• **What is being asked**
In your copy, reproduce each entry exactly and include no picture.

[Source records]
· · · · ·

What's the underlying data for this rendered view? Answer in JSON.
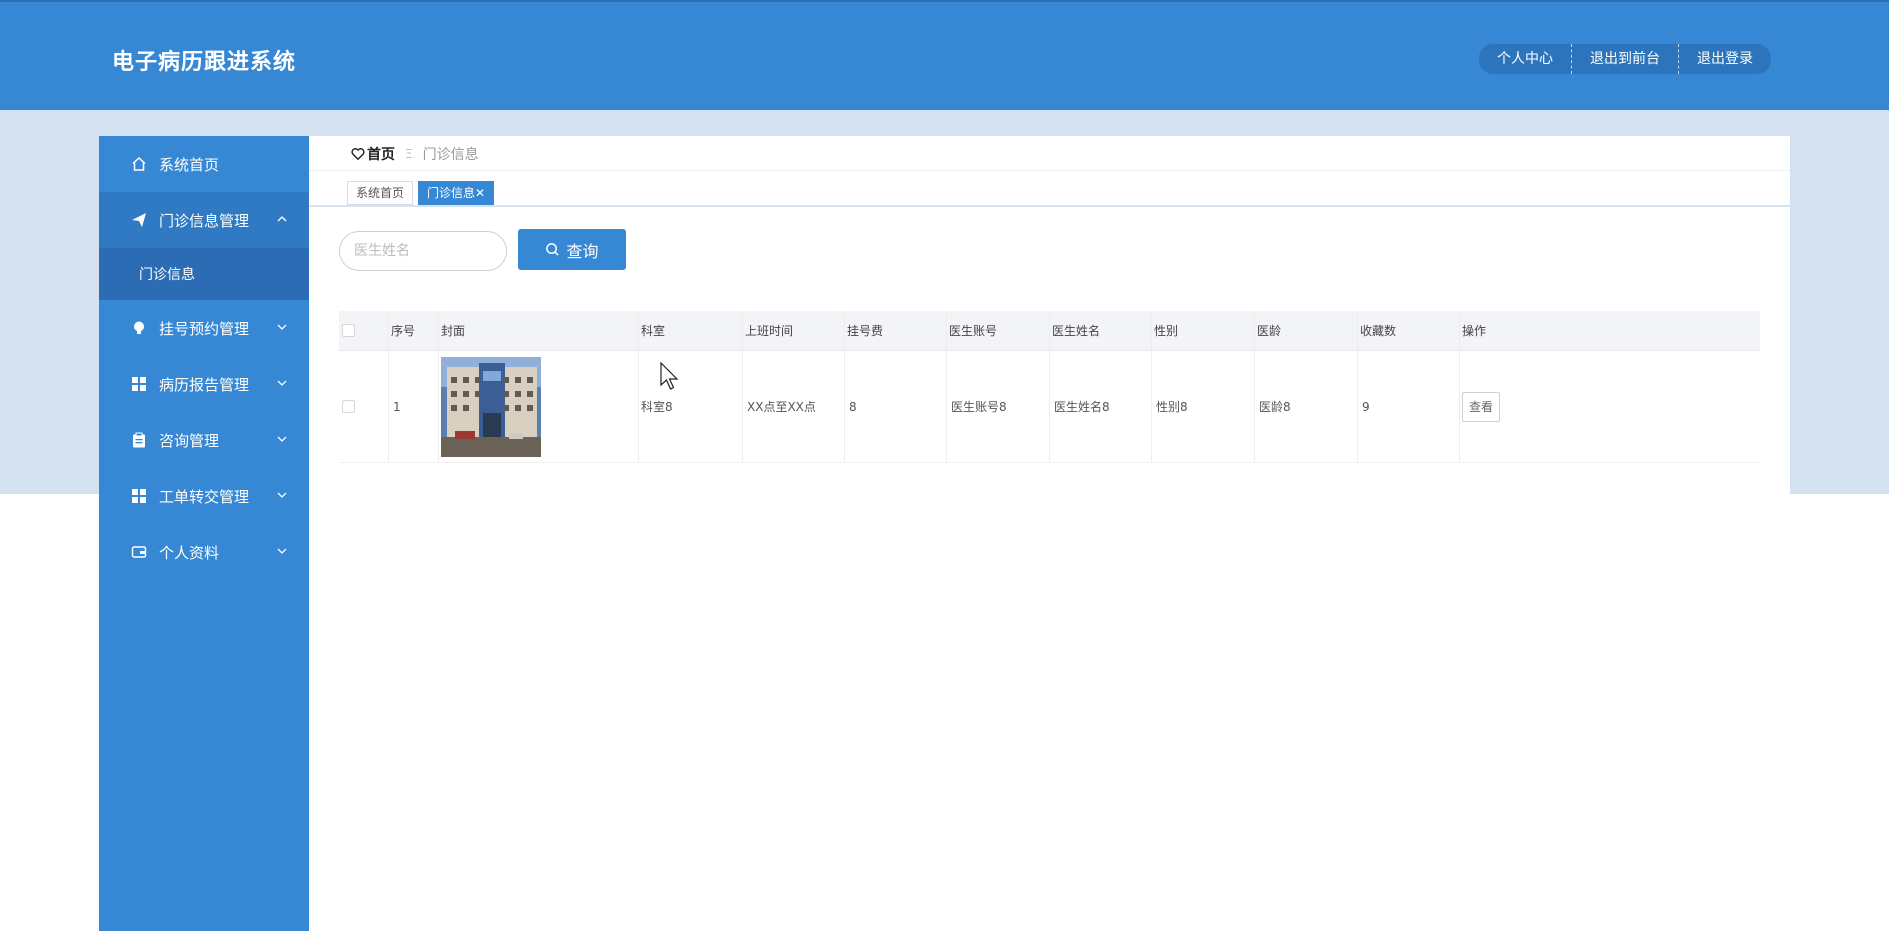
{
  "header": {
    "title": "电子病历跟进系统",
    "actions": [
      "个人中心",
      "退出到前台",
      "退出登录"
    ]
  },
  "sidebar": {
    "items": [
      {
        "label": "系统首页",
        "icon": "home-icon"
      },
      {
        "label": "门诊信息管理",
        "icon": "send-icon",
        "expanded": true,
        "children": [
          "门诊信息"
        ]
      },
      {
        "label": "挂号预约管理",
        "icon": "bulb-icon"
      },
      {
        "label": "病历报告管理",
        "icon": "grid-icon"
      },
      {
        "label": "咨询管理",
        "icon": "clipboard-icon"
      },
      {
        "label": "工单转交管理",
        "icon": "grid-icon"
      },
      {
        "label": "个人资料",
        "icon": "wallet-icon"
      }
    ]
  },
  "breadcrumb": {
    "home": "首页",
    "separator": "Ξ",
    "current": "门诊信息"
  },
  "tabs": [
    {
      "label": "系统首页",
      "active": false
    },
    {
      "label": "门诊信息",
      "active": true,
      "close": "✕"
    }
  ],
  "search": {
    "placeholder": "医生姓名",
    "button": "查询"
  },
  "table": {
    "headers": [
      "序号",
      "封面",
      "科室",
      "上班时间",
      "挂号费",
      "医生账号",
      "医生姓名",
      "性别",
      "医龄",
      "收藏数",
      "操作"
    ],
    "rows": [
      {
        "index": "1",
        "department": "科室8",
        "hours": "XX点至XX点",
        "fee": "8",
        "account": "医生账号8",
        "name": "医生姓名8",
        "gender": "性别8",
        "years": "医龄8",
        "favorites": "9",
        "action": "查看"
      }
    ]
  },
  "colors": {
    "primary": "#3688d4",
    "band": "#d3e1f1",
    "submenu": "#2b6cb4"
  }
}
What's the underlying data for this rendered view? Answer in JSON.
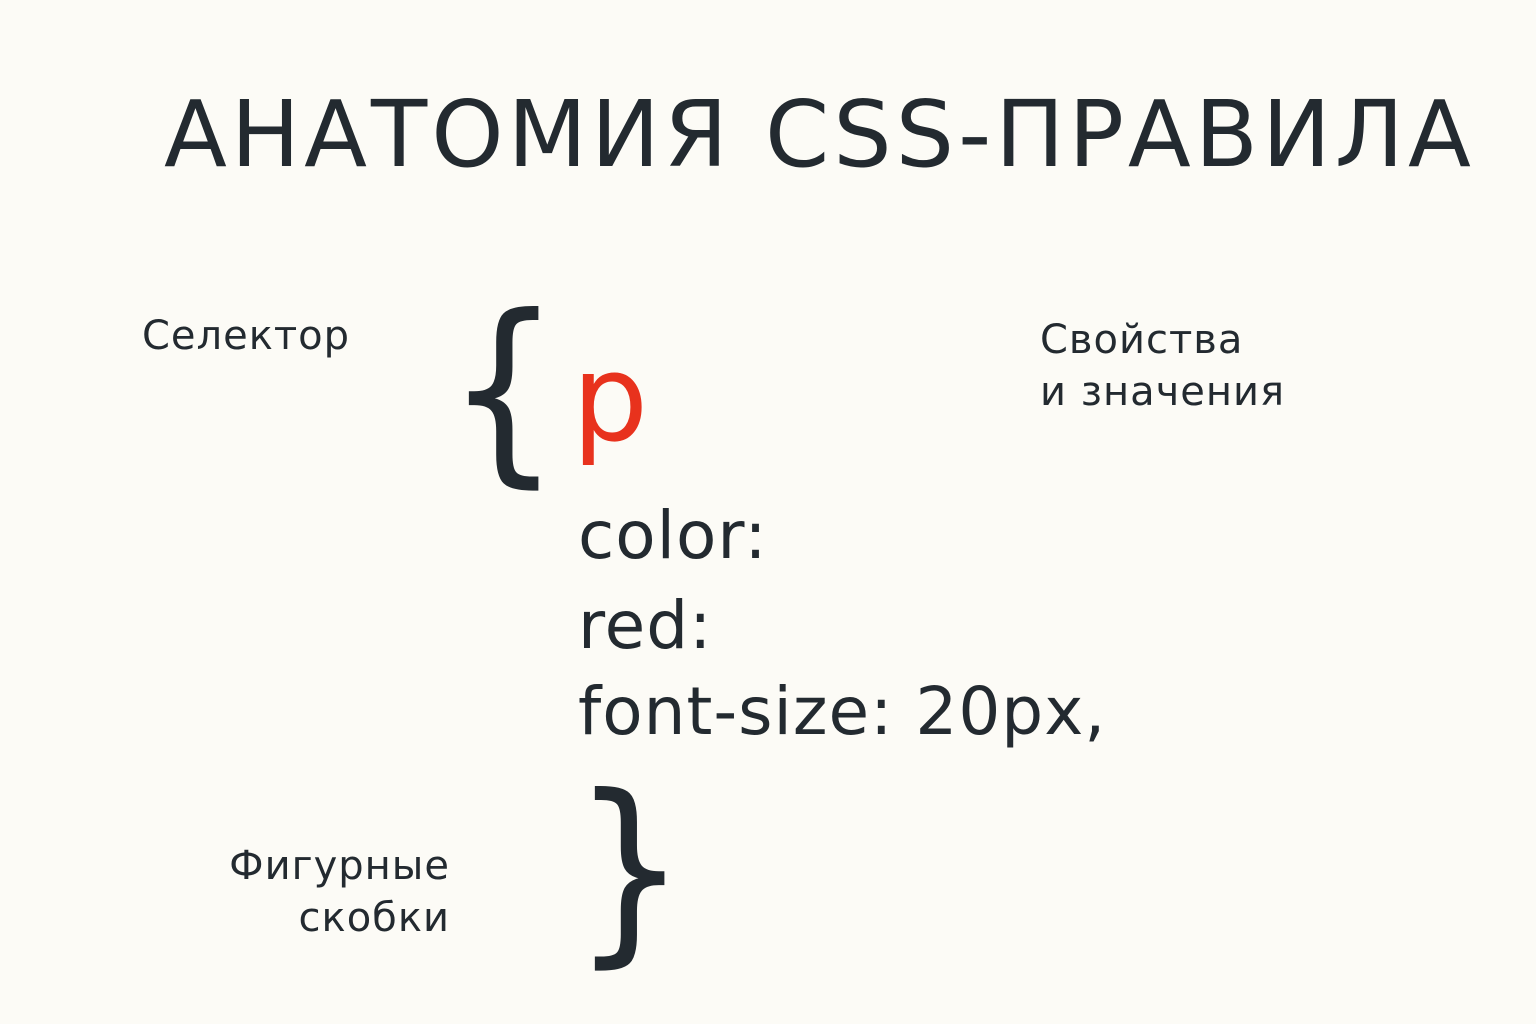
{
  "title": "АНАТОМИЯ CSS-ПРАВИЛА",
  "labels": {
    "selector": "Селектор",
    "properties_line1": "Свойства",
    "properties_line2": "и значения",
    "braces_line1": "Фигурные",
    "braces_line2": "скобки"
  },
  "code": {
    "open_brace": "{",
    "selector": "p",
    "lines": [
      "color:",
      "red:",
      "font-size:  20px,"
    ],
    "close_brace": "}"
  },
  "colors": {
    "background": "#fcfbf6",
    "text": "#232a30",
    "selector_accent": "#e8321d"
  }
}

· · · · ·

• **Response to the task**
What's the underlying data for this rendered view? Answer in JSON.
{
  "header": {
    "title": "电子病历跟进系统",
    "actions": [
      "个人中心",
      "退出到前台",
      "退出登录"
    ]
  },
  "sidebar": {
    "items": [
      {
        "label": "系统首页",
        "icon": "home-icon"
      },
      {
        "label": "门诊信息管理",
        "icon": "send-icon",
        "expanded": true,
        "children": [
          "门诊信息"
        ]
      },
      {
        "label": "挂号预约管理",
        "icon": "bulb-icon"
      },
      {
        "label": "病历报告管理",
        "icon": "grid-icon"
      },
      {
        "label": "咨询管理",
        "icon": "clipboard-icon"
      },
      {
        "label": "工单转交管理",
        "icon": "grid-icon"
      },
      {
        "label": "个人资料",
        "icon": "wallet-icon"
      }
    ]
  },
  "breadcrumb": {
    "home": "首页",
    "separator": "Ξ",
    "current": "门诊信息"
  },
  "tabs": [
    {
      "label": "系统首页",
      "active": false
    },
    {
      "label": "门诊信息",
      "active": true,
      "close": "✕"
    }
  ],
  "search": {
    "placeholder": "医生姓名",
    "button": "查询"
  },
  "table": {
    "headers": [
      "序号",
      "封面",
      "科室",
      "上班时间",
      "挂号费",
      "医生账号",
      "医生姓名",
      "性别",
      "医龄",
      "收藏数",
      "操作"
    ],
    "rows": [
      {
        "index": "1",
        "department": "科室8",
        "hours": "XX点至XX点",
        "fee": "8",
        "account": "医生账号8",
        "name": "医生姓名8",
        "gender": "性别8",
        "years": "医龄8",
        "favorites": "9",
        "action": "查看"
      }
    ]
  },
  "colors": {
    "primary": "#3688d4",
    "band": "#d3e1f1",
    "submenu": "#2b6cb4"
  }
}
What's the underlying data for this rendered view? Answer in JSON.
{
  "title": "АНАТОМИЯ CSS-ПРАВИЛА",
  "labels": {
    "selector": "Селектор",
    "properties_line1": "Свойства",
    "properties_line2": "и значения",
    "braces_line1": "Фигурные",
    "braces_line2": "скобки"
  },
  "code": {
    "open_brace": "{",
    "selector": "p",
    "lines": [
      "color:",
      "red:",
      "font-size:  20px,"
    ],
    "close_brace": "}"
  },
  "colors": {
    "background": "#fcfbf6",
    "text": "#232a30",
    "selector_accent": "#e8321d"
  }
}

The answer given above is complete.